At a press conference in Istanbul Idriss said the rebels would respond to the attack but would not commit "similar crimes", referring to chemical weapons.
Jabra said the "most important cause" of the attack was the lack of action by the international community, the West in particular, and its silence.
Obama has long been hesitant to intervene in Syria, wary of its position straddling fault lines of wider sectarian conflict in the Middle East, and he reiterated such reluctance on Friday.
But, in a development that could raise pressure on Obama to act, American and European security sources said U.S. and allied intelligence agencies had made a preliminary assessment that chemical weapons were used by pro-Assad forces this week.
Major world powers - including Russia, Assad's main ally which has long blocked U.N.-sponsored intervention against him - have urged the Syrian leader to cooperate with a U.N. inspection team that arrived on Sunday to pursue earlier allegations of chemical weapons assaults in the civil war.
U.N. High Representative for Disarmament Affairs Angela Kane arrived to Damascus on Saturday to press for access to areas of Damascus suburbs said to have been targeted on Wednesday.
"The solution is obvious. There is a United Nations team on the ground, just a few kilometres away. It must very quickly be allowed to go to the site to carry out the necessary tests without hindrance," French Foreign Minister Laurent Fabius said on Saturday during a visit to the Palestinian territories.
Foreign Minister Guido Westerwelle of Germany said it expected Russia to "raise the pressure on Damascus so that the inspectors can independently investigate".
President Hassan Rouhani of Iran, Assad's most powerful Middle East ally, acknowledged on Saturday for the first time chemical weapons had killed people in Syria and called for the international community to prevent their use.

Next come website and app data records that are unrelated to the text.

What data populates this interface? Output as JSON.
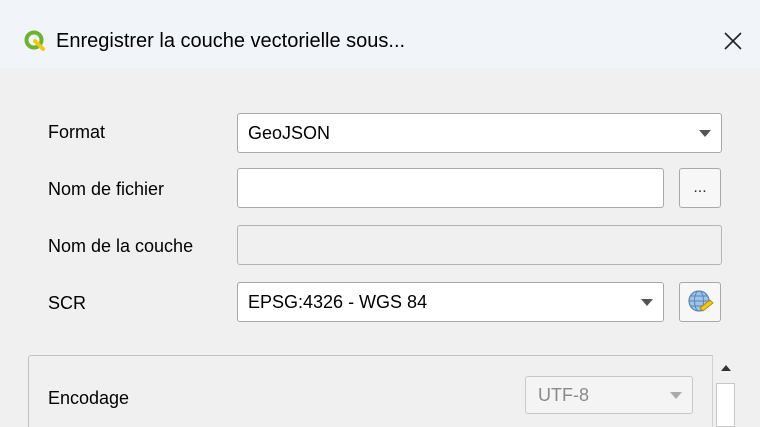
{
  "window": {
    "title": "Enregistrer la couche vectorielle sous...",
    "logo_icon": "qgis-logo-icon",
    "close_icon": "close-icon"
  },
  "form": {
    "format": {
      "label": "Format",
      "value": "GeoJSON"
    },
    "filename": {
      "label": "Nom de fichier",
      "value": "",
      "browse_label": "..."
    },
    "layer_name": {
      "label": "Nom de la couche",
      "value": ""
    },
    "crs": {
      "label": "SCR",
      "value": "EPSG:4326 - WGS 84",
      "selector_icon": "globe-crs-icon"
    }
  },
  "encoding": {
    "label": "Encodage",
    "value": "UTF-8"
  },
  "colors": {
    "titlebar_bg": "#f1f4f9",
    "dialog_bg": "#f0f0f0",
    "qgis_green": "#6bb42c",
    "qgis_yellow": "#f2c811"
  }
}
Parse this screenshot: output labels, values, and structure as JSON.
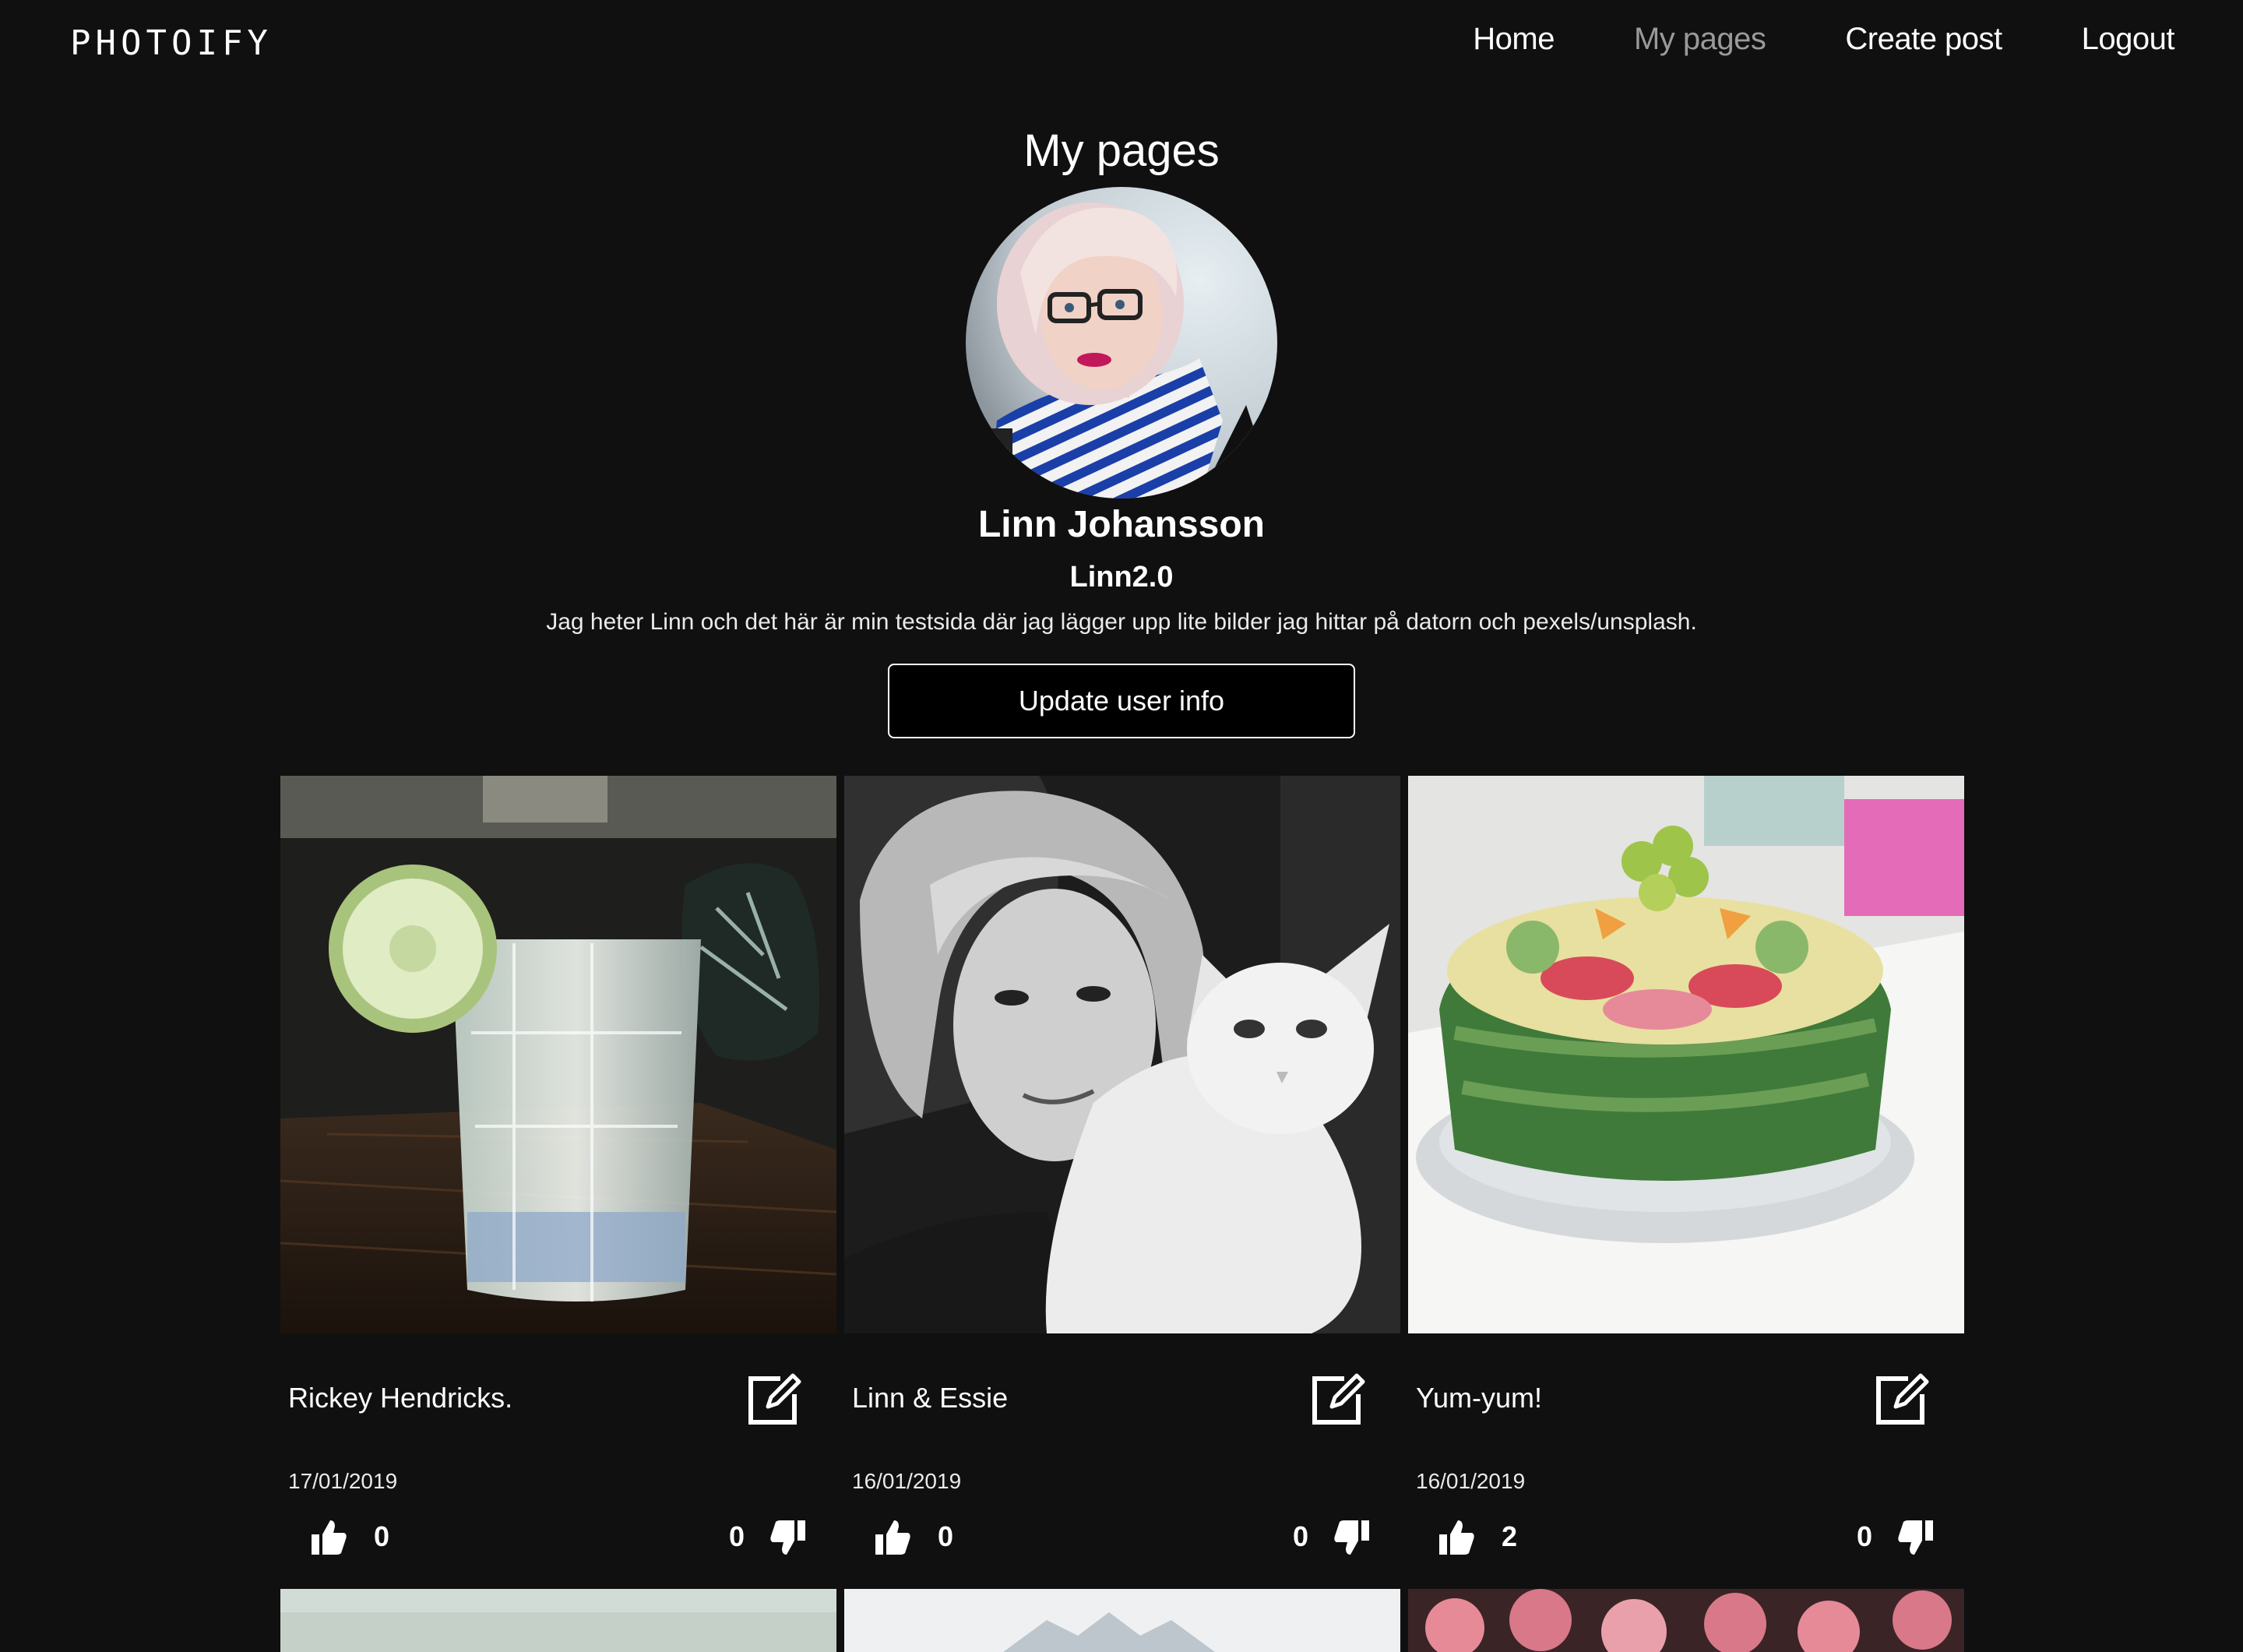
{
  "nav": {
    "logo": "PHOTOIFY",
    "links": [
      {
        "label": "Home",
        "active": false
      },
      {
        "label": "My pages",
        "active": true
      },
      {
        "label": "Create post",
        "active": false
      },
      {
        "label": "Logout",
        "active": false
      }
    ]
  },
  "profile": {
    "page_title": "My pages",
    "name": "Linn Johansson",
    "username": "Linn2.0",
    "bio": "Jag heter Linn och det här är min testsida där jag lägger upp lite bilder jag hittar på datorn och pexels/unsplash.",
    "update_button": "Update user info"
  },
  "posts": [
    {
      "title": "Rickey Hendricks.",
      "date": "17/01/2019",
      "likes": "0",
      "dislikes": "0",
      "image": "cocktail-photo"
    },
    {
      "title": "Linn & Essie",
      "date": "16/01/2019",
      "likes": "0",
      "dislikes": "0",
      "image": "woman-with-cat-photo"
    },
    {
      "title": "Yum-yum!",
      "date": "16/01/2019",
      "likes": "2",
      "dislikes": "0",
      "image": "sandwich-cake-photo"
    }
  ],
  "colors": {
    "background": "#101010",
    "text": "#ffffff",
    "nav_active": "#9a9a9a"
  }
}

Among the military options under consideration are targeted missile strikes on Syrian units believed responsible for chemical attacks or on Assad's air force and ballistic missile sites, U.S. officials said. Such strikes could be launched from U.S. ships or combat aircraft capable of firing missiles from outside Syrian airspace, thereby avoiding Syrian air defences.
Obama's caution contrasted with calls for action from NATO allies, including France, Britain and Turkey, where leaders saw little doubt Assad's forces were behind the chemical attack.
While the West accused Assad of a cover-up by preventing the U.N. team from heading out to Damascus suburbs, Russia said the rebels were impeding an inquiry and that Assad would have no interest in using poison gas for fear of foreign intervention.
Igor Morozov, another senior pro-Kremlin lawmaker, told Interfax news agency, "Assad does not look suicidal. He well understands that in this (chemical attack) case, allies would turn away from him and ... opponents would rise. All moral constraints would be discarded regarding outside interference."
Alexei Pushkov, pro-Kremlin chairman of the international affairs committee in Russia's lower house of parliament, said, "In London they are 'convinced' that Assad used chemical weapons, and earlier they were 'convinced' that there were weapons of mass destruction in Iraq. It's the same old story."
Russia said last month that its analysis indicated a projectile that hit the city of Aleppo on March 19 contained the nerve agent sarin and was most likely fired by rebels. (Additional reporting by Megan Davies in Moscow, John Irish in Paris, Madeline Chambers in Berlin, Yeganeh Torbati in Dubai, Asli Kandemir and Dasha Afanasieva in Istanbul and Washington bureau; Writing by Mark Heinrich; Editing by Louise Ireland)